Ephesians 4:2-3 Be completely humble and gentle; be patient, bearing with one another in love. 3 Make every effort to keep the unity of the Spirit through the bond of peace.

     The atmosphere of your classroom will be determined by your attitude.  A principal can feel the difference in classrooms when walking through the hallways.  There are joyful, fun-loving teachers, strict, no-nonsense teachers, diligent detailed teachers, and quiet, gentle teachers.  All of these personalities can be successful in the classrooms.  But a teacher with a negative attitude, whether they are angry, unforgiving, uncaring, uninterested, or arrogant, will have difficulties in discipline. 
     Jesus told us that the greatest leaders among us would be great servants (Matthew 23:11).  A teacher is a servant.  We are called to serve, to teach, and to share the knowledge that God has so graciously allowed us to learn.  Teachers must never have a proud spirit. Our age, education, and experience have equipped us. We must approach our classroom with humility, but also with confidence knowing that God has supplied us with a message to teach.
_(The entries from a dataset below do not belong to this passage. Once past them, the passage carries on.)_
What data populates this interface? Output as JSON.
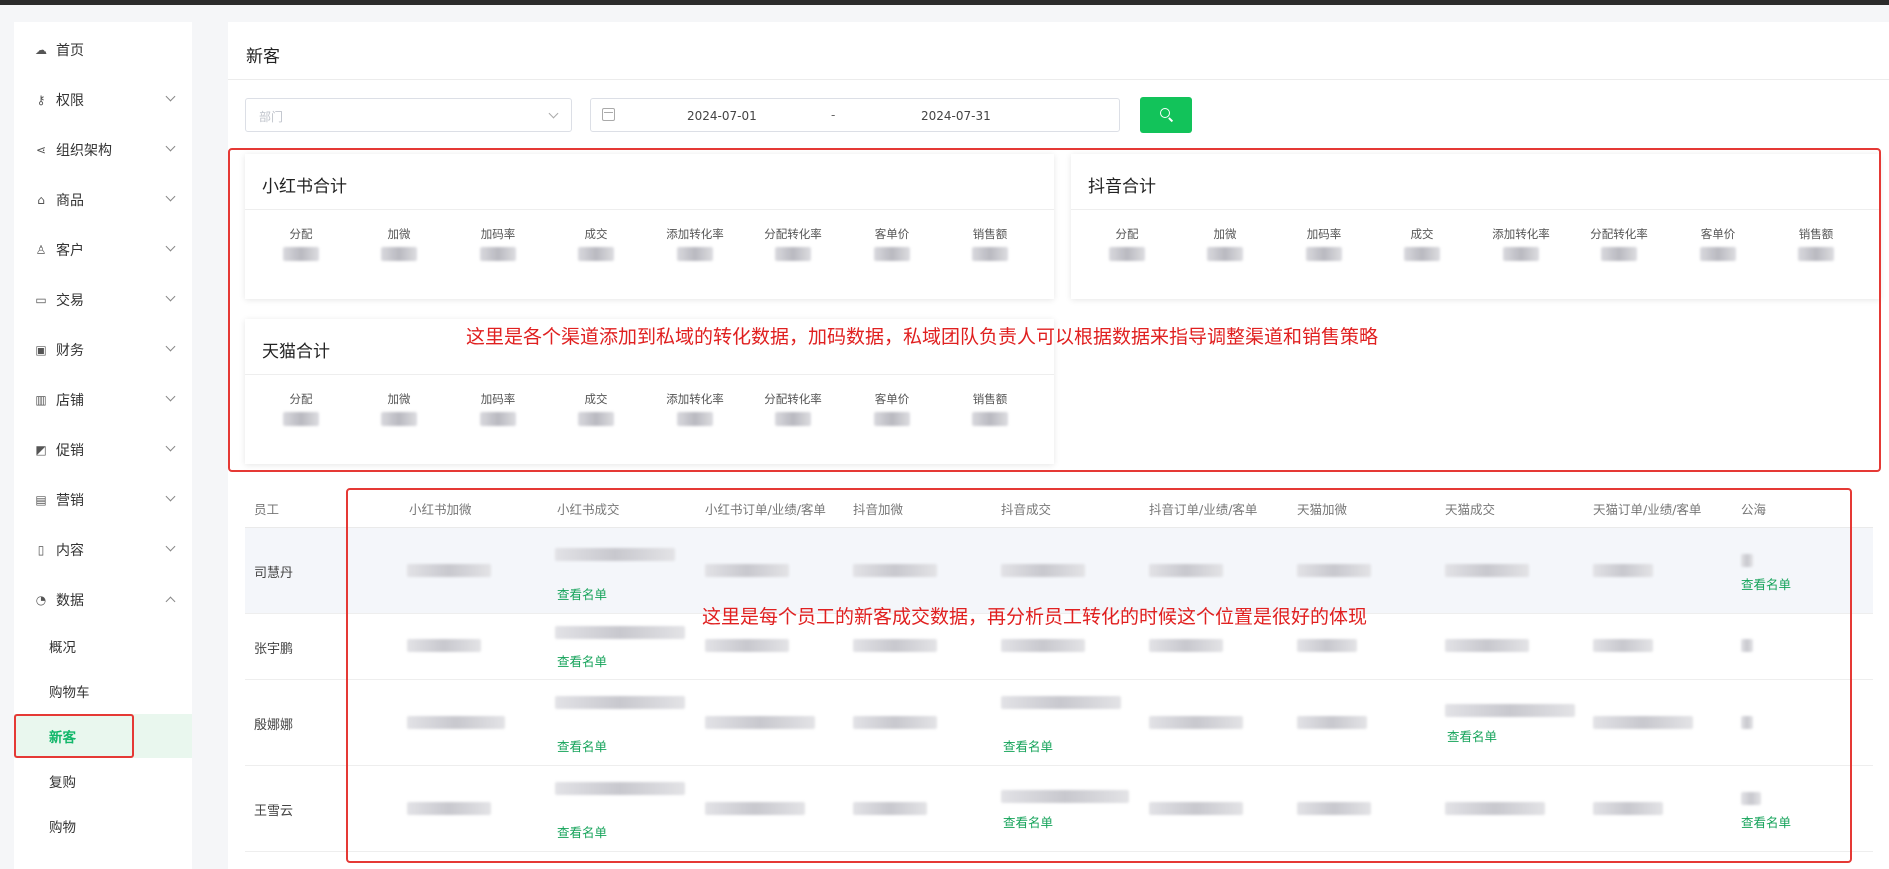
{
  "sidebar": {
    "items": [
      {
        "label": "首页",
        "icon": "cloud-icon"
      },
      {
        "label": "权限",
        "icon": "key-icon"
      },
      {
        "label": "组织架构",
        "icon": "share-icon"
      },
      {
        "label": "商品",
        "icon": "shop-bag-icon"
      },
      {
        "label": "客户",
        "icon": "user-icon"
      },
      {
        "label": "交易",
        "icon": "folder-icon"
      },
      {
        "label": "财务",
        "icon": "wallet-icon"
      },
      {
        "label": "店铺",
        "icon": "building-icon"
      },
      {
        "label": "促销",
        "icon": "tag-icon"
      },
      {
        "label": "营销",
        "icon": "gift-icon"
      },
      {
        "label": "内容",
        "icon": "document-icon"
      },
      {
        "label": "数据",
        "icon": "pie-chart-icon"
      }
    ],
    "sub_items": [
      "概况",
      "购物车",
      "新客",
      "复购",
      "购物"
    ],
    "active_sub": "新客"
  },
  "page": {
    "title": "新客"
  },
  "filters": {
    "dept_placeholder": "部门",
    "date_start": "2024-07-01",
    "date_sep": "-",
    "date_end": "2024-07-31"
  },
  "cards": [
    {
      "title": "小红书合计",
      "metrics": [
        "分配",
        "加微",
        "加码率",
        "成交",
        "添加转化率",
        "分配转化率",
        "客单价",
        "销售额"
      ]
    },
    {
      "title": "抖音合计",
      "metrics": [
        "分配",
        "加微",
        "加码率",
        "成交",
        "添加转化率",
        "分配转化率",
        "客单价",
        "销售额"
      ]
    },
    {
      "title": "天猫合计",
      "metrics": [
        "分配",
        "加微",
        "加码率",
        "成交",
        "添加转化率",
        "分配转化率",
        "客单价",
        "销售额"
      ]
    }
  ],
  "annotations": {
    "cards_note": "这里是各个渠道添加到私域的转化数据，加码数据，私域团队负责人可以根据数据来指导调整渠道和销售策略",
    "table_note": "这里是每个员工的新客成交数据，再分析员工转化的时候这个位置是很好的体现"
  },
  "table": {
    "columns": [
      "员工",
      "小红书加微",
      "小红书成交",
      "小红书订单/业绩/客单",
      "抖音加微",
      "抖音成交",
      "抖音订单/业绩/客单",
      "天猫加微",
      "天猫成交",
      "天猫订单/业绩/客单",
      "公海"
    ],
    "rows": [
      {
        "name": "司慧丹"
      },
      {
        "name": "张宇鹏"
      },
      {
        "name": "殷娜娜"
      },
      {
        "name": "王雪云"
      }
    ],
    "link_label": "查看名单"
  },
  "colors": {
    "accent": "#12c35a",
    "active_bg": "#e9f7ee",
    "annotation": "#e02020"
  }
}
     As conflicts arise, we must do our best to ponder our own childish mistakes from our past.  This will help us find a balance in our discipline as we realize that many mistakes are due to immaturity, not rebellion.  If a student is rebellious, we are to give firm discipline and encourage them to change the defiant behavior.  If the student lacks understanding, or forgets, we must re-teach as we discipline.  Two students can display exactly the same behavior for two different reasons--rebellion or immaturity.  The only way we can determine which applies to the particular offense is to allow the student to explain.  Be patient and listen for what the student says "beneath" the explanation. 

     Love the child as you discipline.  The Love of Christ can help you understand the student who challenges you repeatedly.  He/she is a child.  He/she is immature.  He/she does not see events through the same seasoned, mature, experienced eyes that you do.  Gently, lovingly, and firmly deal with students "for" their good” and, "for" their future.  Draw from the love of God within you, and get rid of any negative emotions you have before you discipline.  Teachers are the adults; students are the children.  Pride can block your ability to do this. You must lay pride down and replace it with a grateful heart, full of humility and service to God's Kingdom.
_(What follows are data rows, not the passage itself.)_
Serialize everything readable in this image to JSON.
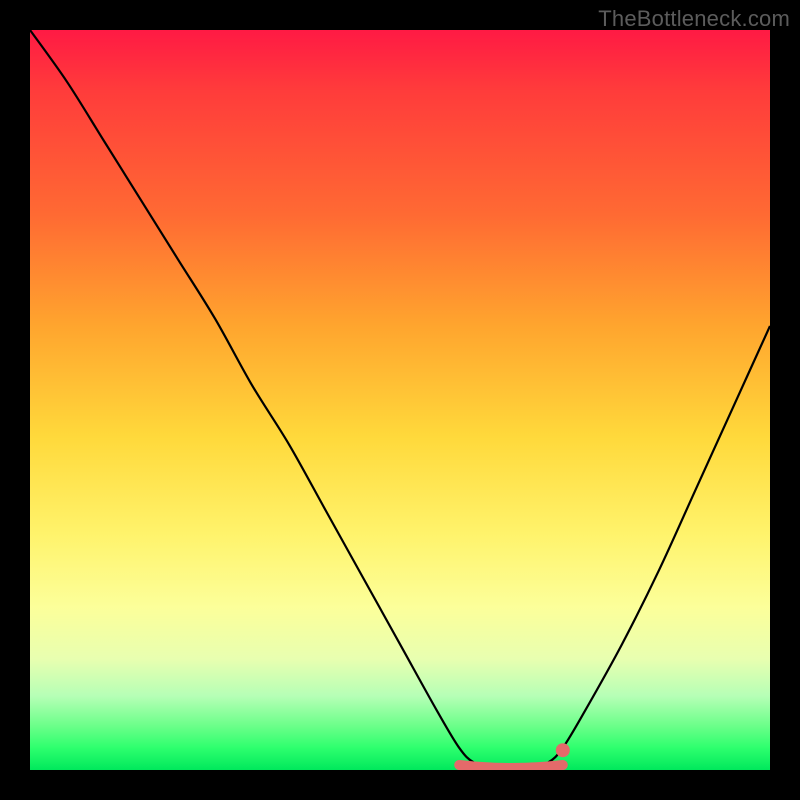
{
  "watermark": "TheBottleneck.com",
  "colors": {
    "frame": "#000000",
    "curve": "#000000",
    "marker": "#e46a6a",
    "gradient_top": "#ff1a44",
    "gradient_bottom": "#00e85c"
  },
  "chart_data": {
    "type": "line",
    "title": "",
    "xlabel": "",
    "ylabel": "",
    "xlim": [
      0,
      100
    ],
    "ylim": [
      0,
      100
    ],
    "x": [
      0,
      5,
      10,
      15,
      20,
      25,
      30,
      35,
      40,
      45,
      50,
      55,
      58,
      60,
      63,
      65,
      67,
      70,
      72,
      75,
      80,
      85,
      90,
      95,
      100
    ],
    "y": [
      100,
      93,
      85,
      77,
      69,
      61,
      52,
      44,
      35,
      26,
      17,
      8,
      3,
      1,
      0,
      0,
      0,
      1,
      3,
      8,
      17,
      27,
      38,
      49,
      60
    ],
    "annotations": [
      {
        "type": "flat_region",
        "x_start": 58,
        "x_end": 72,
        "y": 0,
        "color": "#e46a6a"
      },
      {
        "type": "point",
        "x": 72,
        "y": 2,
        "color": "#e46a6a"
      }
    ]
  }
}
Dear God, Discipline seems to be the hardest part of my job.  I choose to lay down my pride and pick up a servant's attitude.  Help me to learn your ways as I teach my students.
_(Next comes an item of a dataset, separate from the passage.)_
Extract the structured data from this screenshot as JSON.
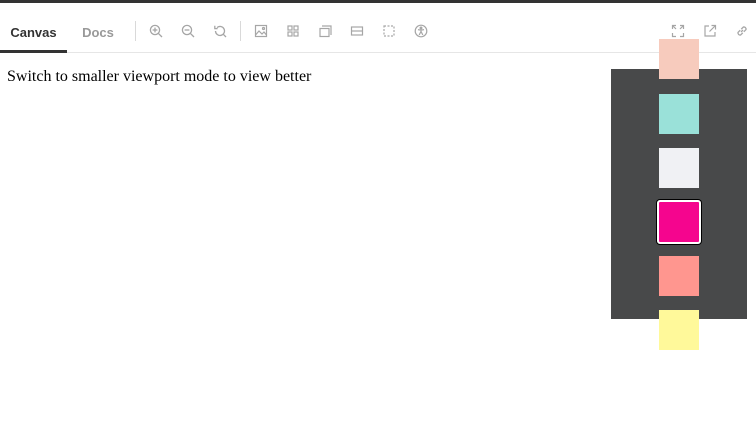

      I would like to invite you to sign my guestbook. 

Your comments are appreciated.

Single copies of this devotion may be used in ministry if the source is adequately cited.  Copies of the devotion book can be purchased from Amazon.com.  Multiple copies of the devotion book can be purchased directly from Mrs. Wyrick by contacting her at her email:: mawyrick@sbcglobal.net  


For more great teacher devotions websites, check  out these sties:

https://www.facebook.com/servantleadersineducation and https://theteachersdevotional.wordpress.com